For the past few years, Grio has offered User Story Workshops – often as the first step of a new project. In the past, these meetings were held over the course of two days in our San Francisco offices. However, since the move to remote work, we’ve adapted these workshops to an online environment. As we’ve transitioned, we’ve had to figure out just what makes an online workshop successful.
Tips for Online Workshop Success
After two years and dozens of workshops, we’ve discovered a few tips and tricks to creating a successful workshop in a virtual space:
1. Stick to the Agenda
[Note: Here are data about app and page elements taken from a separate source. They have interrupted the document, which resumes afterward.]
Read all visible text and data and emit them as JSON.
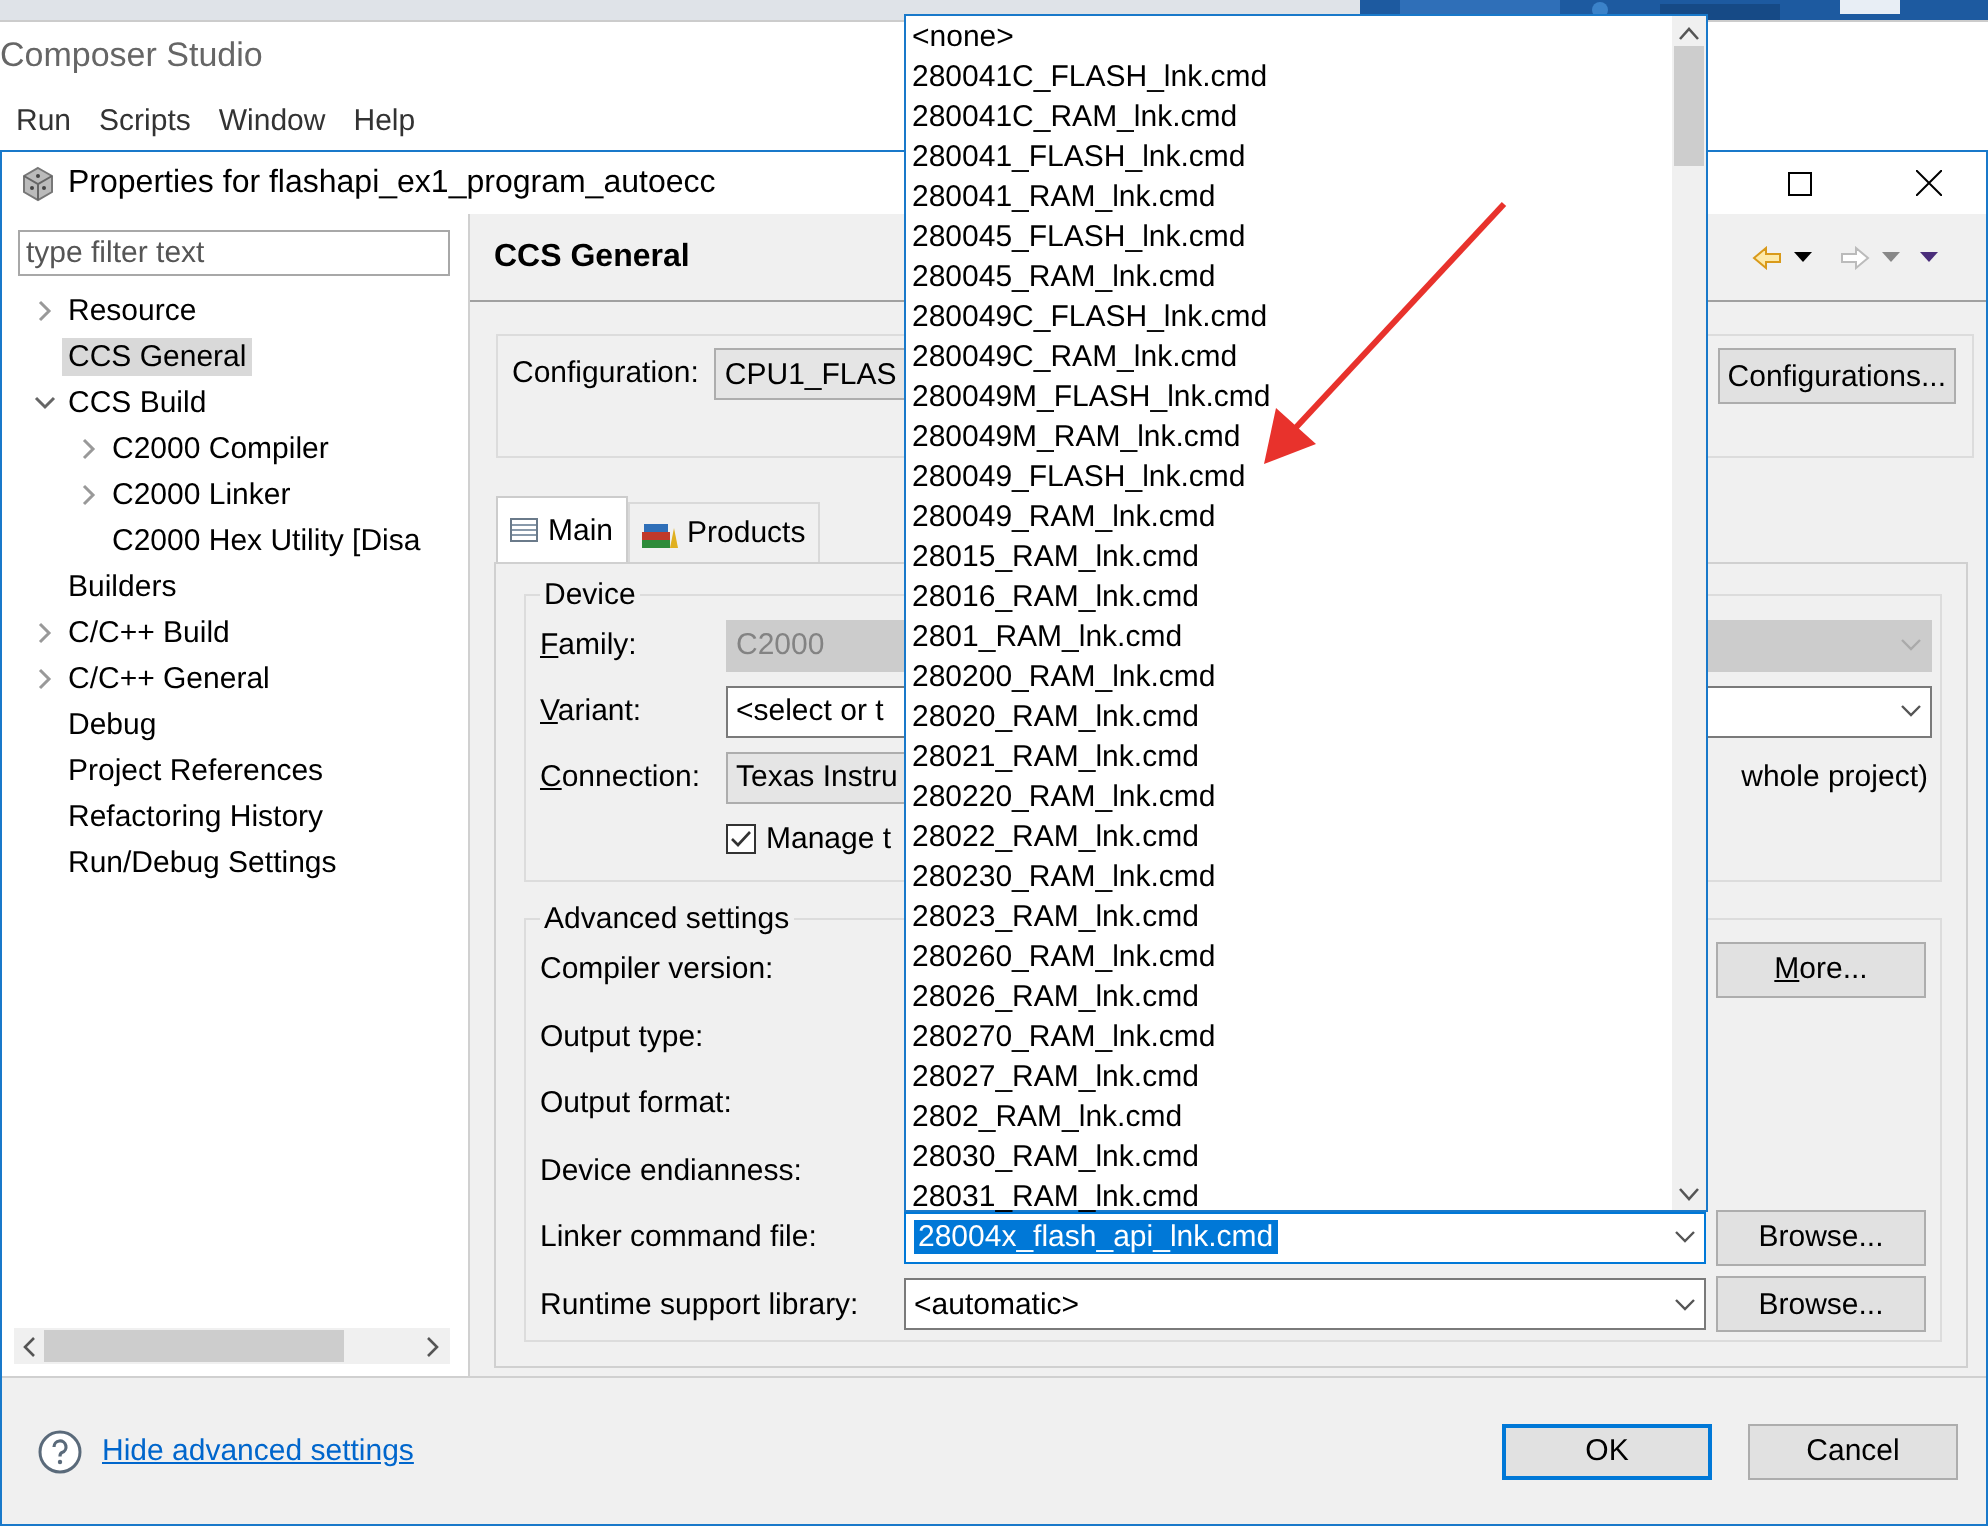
{
  "app_window": {
    "title": "Composer Studio",
    "menu": [
      "Run",
      "Scripts",
      "Window",
      "Help"
    ]
  },
  "dialog": {
    "title": "Properties for flashapi_ex1_program_autoecc"
  },
  "filter": {
    "placeholder": "type filter text"
  },
  "tree": [
    {
      "label": "Resource",
      "selected": false,
      "expanded": false
    },
    {
      "label": "CCS General",
      "selected": true
    },
    {
      "label": "CCS Build",
      "selected": false,
      "expanded": true,
      "children": [
        {
          "label": "C2000 Compiler",
          "selected": false,
          "expanded": false
        },
        {
          "label": "C2000 Linker",
          "selected": false,
          "expanded": false
        },
        {
          "label": "C2000 Hex Utility  [Disa",
          "selected": false
        }
      ]
    },
    {
      "label": "Builders",
      "selected": false
    },
    {
      "label": "C/C++ Build",
      "selected": false,
      "expanded": false
    },
    {
      "label": "C/C++ General",
      "selected": false,
      "expanded": false
    },
    {
      "label": "Debug",
      "selected": false
    },
    {
      "label": "Project References",
      "selected": false
    },
    {
      "label": "Refactoring History",
      "selected": false
    },
    {
      "label": "Run/Debug Settings",
      "selected": false
    }
  ],
  "page": {
    "title": "CCS General"
  },
  "configuration": {
    "label": "Configuration:",
    "value": "CPU1_FLAS",
    "button": "Configurations..."
  },
  "tabs": [
    {
      "label": "Main",
      "selected": true
    },
    {
      "label": "Products",
      "selected": false
    }
  ],
  "device": {
    "legend": "Device",
    "fields": [
      {
        "label": "Family:",
        "value": "C2000",
        "disabled": true
      },
      {
        "label": "Variant:",
        "value": "<select or t",
        "disabled": false
      },
      {
        "label": "Connection:",
        "value": "Texas Instru",
        "disabled": false,
        "note": "whole project)"
      }
    ],
    "manage": {
      "label": "Manage t",
      "checked": true
    }
  },
  "advanced": {
    "legend": "Advanced settings",
    "rows": [
      {
        "kind": "button",
        "label": "Compiler version:",
        "button": "More..."
      },
      {
        "kind": "plain",
        "label": "Output type:"
      },
      {
        "kind": "plain",
        "label": "Output format:"
      },
      {
        "kind": "plain",
        "label": "Device endianness:"
      },
      {
        "kind": "combo",
        "label": "Linker command file:",
        "value": "28004x_flash_api_lnk.cmd",
        "focused": true,
        "button": "Browse..."
      },
      {
        "kind": "combo",
        "label": "Runtime support library:",
        "value": "<automatic>",
        "focused": false,
        "button": "Browse..."
      }
    ]
  },
  "dropdown": {
    "items": [
      "<none>",
      "280041C_FLASH_lnk.cmd",
      "280041C_RAM_lnk.cmd",
      "280041_FLASH_lnk.cmd",
      "280041_RAM_lnk.cmd",
      "280045_FLASH_lnk.cmd",
      "280045_RAM_lnk.cmd",
      "280049C_FLASH_lnk.cmd",
      "280049C_RAM_lnk.cmd",
      "280049M_FLASH_lnk.cmd",
      "280049M_RAM_lnk.cmd",
      "280049_FLASH_lnk.cmd",
      "280049_RAM_lnk.cmd",
      "28015_RAM_lnk.cmd",
      "28016_RAM_lnk.cmd",
      "2801_RAM_lnk.cmd",
      "280200_RAM_lnk.cmd",
      "28020_RAM_lnk.cmd",
      "28021_RAM_lnk.cmd",
      "280220_RAM_lnk.cmd",
      "28022_RAM_lnk.cmd",
      "280230_RAM_lnk.cmd",
      "28023_RAM_lnk.cmd",
      "280260_RAM_lnk.cmd",
      "28026_RAM_lnk.cmd",
      "280270_RAM_lnk.cmd",
      "28027_RAM_lnk.cmd",
      "2802_RAM_lnk.cmd",
      "28030_RAM_lnk.cmd",
      "28031_RAM_lnk.cmd"
    ]
  },
  "footer": {
    "link": "Hide advanced settings",
    "buttons": [
      {
        "label": "OK",
        "default": true
      },
      {
        "label": "Cancel",
        "default": false
      }
    ]
  }
}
A structured agenda is essential to keeping the virtual workshop moving. While this was certainly true for in-person workshops, we’ve found that it is even more important in the virtual setting. When there are a lot of ideas being discussed, it is very important to strike a good balance between allowing everyone to voice their opinions and maintaining momentum. To keep the meeting on track, we like to use two key resources: a strong moderator and a universal timer.
A good moderator is someone who is able to both keep an eye on the time and moderate the discussion. They should give participants equal time to speak while listening for when ideas start to get redundant, as this is typically a good time to move on.
A universal timer helps the meeting participants stay focused and motivated. We like to set a timer at the beginning of each section of the workshop or for each new discussion. Most team collaboration platforms, such as Miro, even come with timers built in so that everyone on the team can see the time remaining on their screen.
2. Keep Team Engagement High
Keeping people engaged is one of the biggest challenges of a virtual setting. Though engagement is ultimately up to each individual, we’ve found a few tricks that help keep overall engagement high:
- Remind participants to come to the workshop well-rested and ready to share their thoughts.
- Encourage all participants to keep cameras on. While we understand that not everyone likes being on camera, seeing the other participants makes it a lot easier to engage in meaningful conversations.
- Schedule frequent short breaks to give people a chance to recharge. Putting these breaks in the official agenda and having them noted on the timer keeps participants present and engaged.
3. Don’t Exhaust the Team
When the User Story Workshops began, they were held as two-day in-person events in our San Francisco office. While these days included social times for breakfast and lunch to break up the meetings, we were nonetheless exhausted by the end of the two days.
For the online workshops, we’ve pivoted so that we now have 3-4 meetings that are each about 2 hours in length. This gives everyone a break between workshop sections so that they can recharge and absorb the ideas being discussed. We’ve found that these “offline” times produce exciting new ideas and give participants time to refresh so that engagement stays high.
Benefits of the User Story Workshop
The User Story Workshop is the first step we recommend for any new project. We’ve found that this workshop is a great way to understand your project goals, get to know your team, and help both you and us understand what you really need.
With the User Story Workshop, you not only get to know what it’s like to work with the Grio team; you also get an insightful overview of your project that you can use with Grio, with another team, or internally.